#Set the VPN type (TUN vs TAP)
#Set the protocol being used
#Make OpenVPN retry infitirely when a connection is dropped
#Required for TUN connections, optional for TAP
#Tell OpenVPN where the certificates and keys are
tls-auth ta.key 1
#Setup TLS use for the tunnel
#Force minimum version use to prevent vulnerabilities in older versions
#Set the TLS cipher type
#Set the data encryption cipher type
#Set the authentication hashing cipher type
#Request the server re-negotiate keys every 3 minutes
#Tell the client that LZO Compression is in use
#Set the VPN Tunnel as the default gateway for the client machine
3. All our setup for the client is not complete! Launch OpenVPN and hit the connect button and you should connect to your server!
You should now be connected with a super hard OpenVPN setup! The final verification is to connect to the VPN from a remote location or from a different internet connection (e.g. tether off your phone). Once you connect through the VPN you should see that your external IP address changes from the phone’s address to the server’s address when you hit www.whatismyip.com.
Load a few webpages and run a speed test to validate that everything is working as it should. You will see a slight degradation in connection speed due to the overheads of the VPN tunnel, however your connection is now rock solid, secure, and encrypted. The benefits outweigh the negatives if you ask me!
I would love to know if there are any issues with the setup as described here, I don’t want people following in my footsteps and finding this guide in 5 years time only to not be able to setup their connection because of some bad advice I’ve given here.
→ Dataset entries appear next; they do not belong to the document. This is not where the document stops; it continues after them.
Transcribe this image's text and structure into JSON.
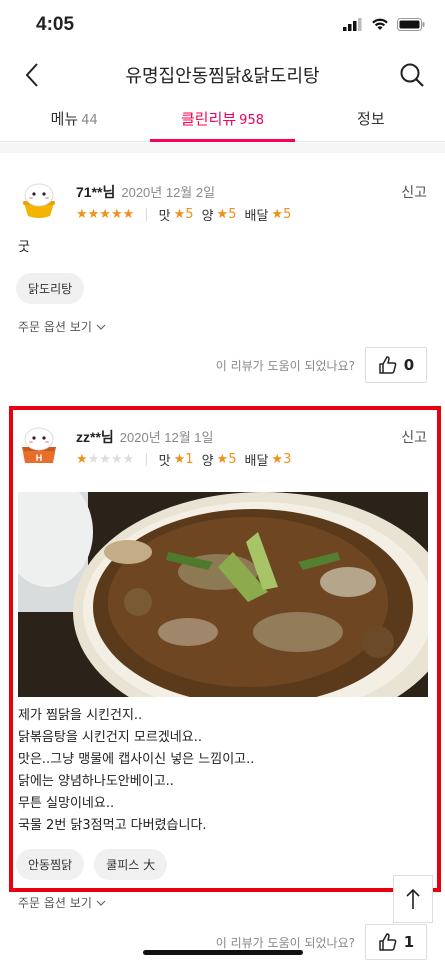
{
  "status": {
    "time": "4:05"
  },
  "header": {
    "title": "유명집안동찜닭&닭도리탕"
  },
  "tabs": [
    {
      "label": "메뉴",
      "count": "44"
    },
    {
      "label": "클린리뷰",
      "count": "958"
    },
    {
      "label": "정보",
      "count": ""
    }
  ],
  "reviews": [
    {
      "nickname": "71**님",
      "date": "2020년 12월 2일",
      "report": "신고",
      "stars_filled": 5,
      "taste_label": "맛",
      "taste": "5",
      "amount_label": "양",
      "amount": "5",
      "delivery_label": "배달",
      "delivery": "5",
      "text": "굿",
      "tags": [
        "닭도리탕"
      ],
      "order_option": "주문 옵션 보기",
      "helpful_question": "이 리뷰가 도움이 되었나요?",
      "likes": "0"
    },
    {
      "nickname": "zz**님",
      "date": "2020년 12월 1일",
      "report": "신고",
      "stars_filled": 1,
      "taste_label": "맛",
      "taste": "1",
      "amount_label": "양",
      "amount": "5",
      "delivery_label": "배달",
      "delivery": "3",
      "text_lines": [
        "제가 찜닭을 시킨건지..",
        "닭볶음탕을 시킨건지 모르겠네요..",
        "맛은..그냥 맹물에 캡사이신 넣은 느낌이고..",
        "닭에는 양념하나도안베이고..",
        "무튼 실망이네요..",
        "국물 2번 닭3점먹고 다버렸습니다."
      ],
      "tags": [
        "안동찜닭",
        "쿨피스 大"
      ],
      "order_option": "주문 옵션 보기",
      "helpful_question": "이 리뷰가 도움이 되었나요?",
      "likes": "1"
    }
  ],
  "colors": {
    "accent": "#fa0050",
    "star": "#f0901b",
    "highlight": "#e60012"
  }
}
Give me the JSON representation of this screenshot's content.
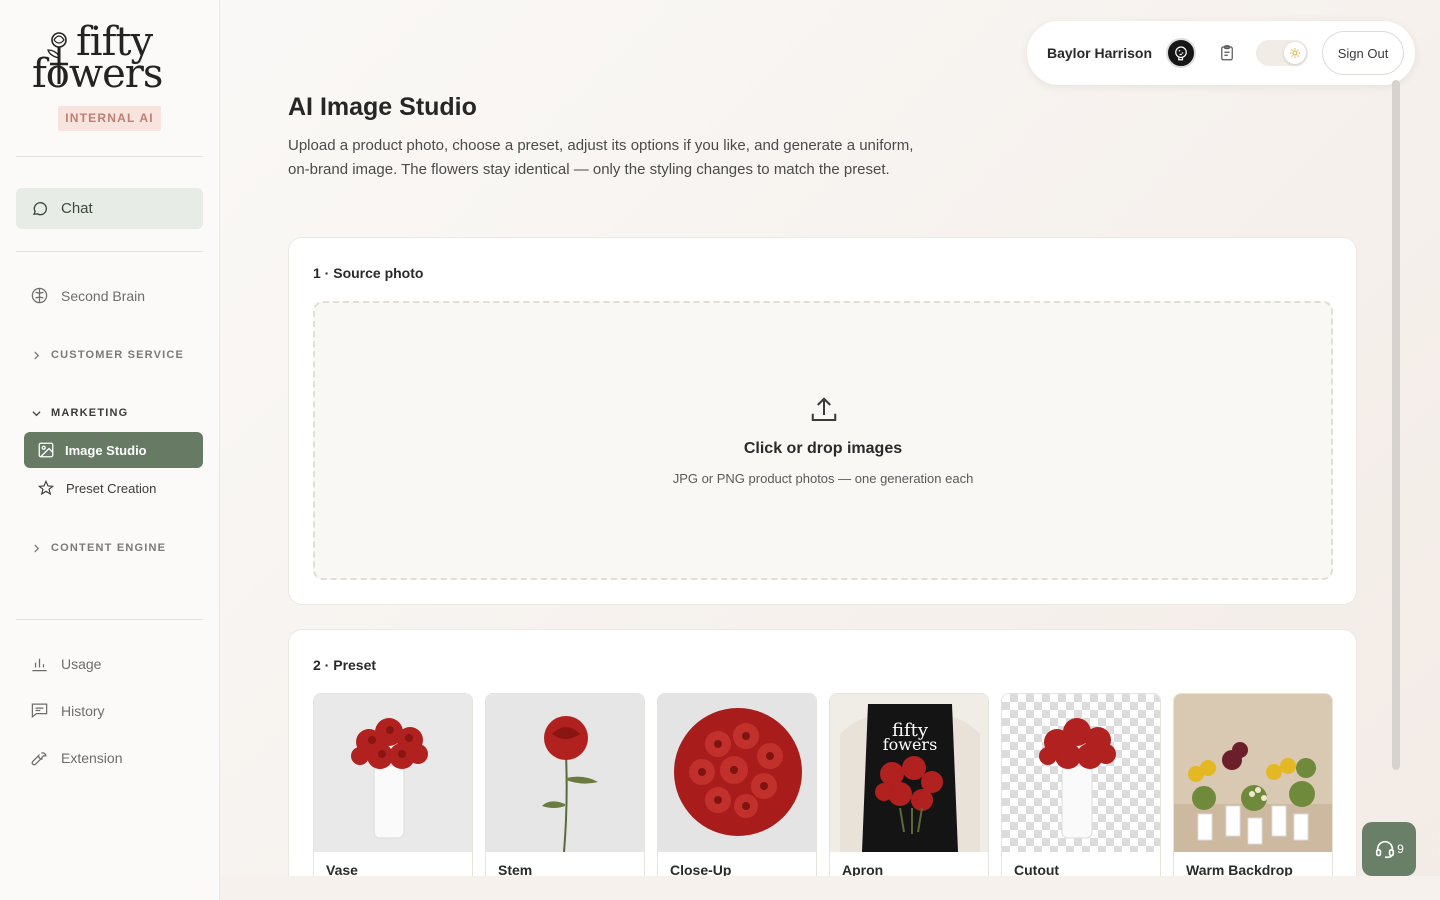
{
  "brand": {
    "logo_line1": "fifty",
    "logo_line2": "fowers",
    "badge": "INTERNAL AI"
  },
  "sidebar": {
    "chat_label": "Chat",
    "second_brain": "Second Brain",
    "sections": [
      {
        "label": "CUSTOMER SERVICE",
        "expanded": false
      },
      {
        "label": "MARKETING",
        "expanded": true
      },
      {
        "label": "CONTENT ENGINE",
        "expanded": false
      }
    ],
    "marketing_items": [
      {
        "label": "Image Studio",
        "active": true,
        "icon": "image-icon"
      },
      {
        "label": "Preset Creation",
        "active": false,
        "icon": "star-icon"
      }
    ],
    "bottom_items": [
      {
        "label": "Usage",
        "icon": "bar-chart-icon"
      },
      {
        "label": "History",
        "icon": "message-square-icon"
      },
      {
        "label": "Extension",
        "icon": "wrench-icon"
      }
    ]
  },
  "header": {
    "user_name": "Baylor Harrison",
    "sign_out": "Sign Out"
  },
  "main": {
    "title": "AI Image Studio",
    "description": "Upload a product photo, choose a preset, adjust its options if you like, and generate a uniform, on-brand image. The flowers stay identical — only the styling changes to match the preset.",
    "source_section": {
      "title": "1 · Source photo",
      "drop_title": "Click or drop images",
      "drop_subtitle": "JPG or PNG product photos — one generation each"
    },
    "preset_section": {
      "title": "2 · Preset",
      "presets": [
        "Vase",
        "Stem",
        "Close-Up",
        "Apron",
        "Cutout",
        "Warm Backdrop"
      ]
    }
  },
  "support_badge": "9",
  "colors": {
    "accent": "#667a64",
    "badge_bg": "#f7e4df",
    "badge_text": "#c07e73"
  }
}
The following links might help if you have troubleshooting issues!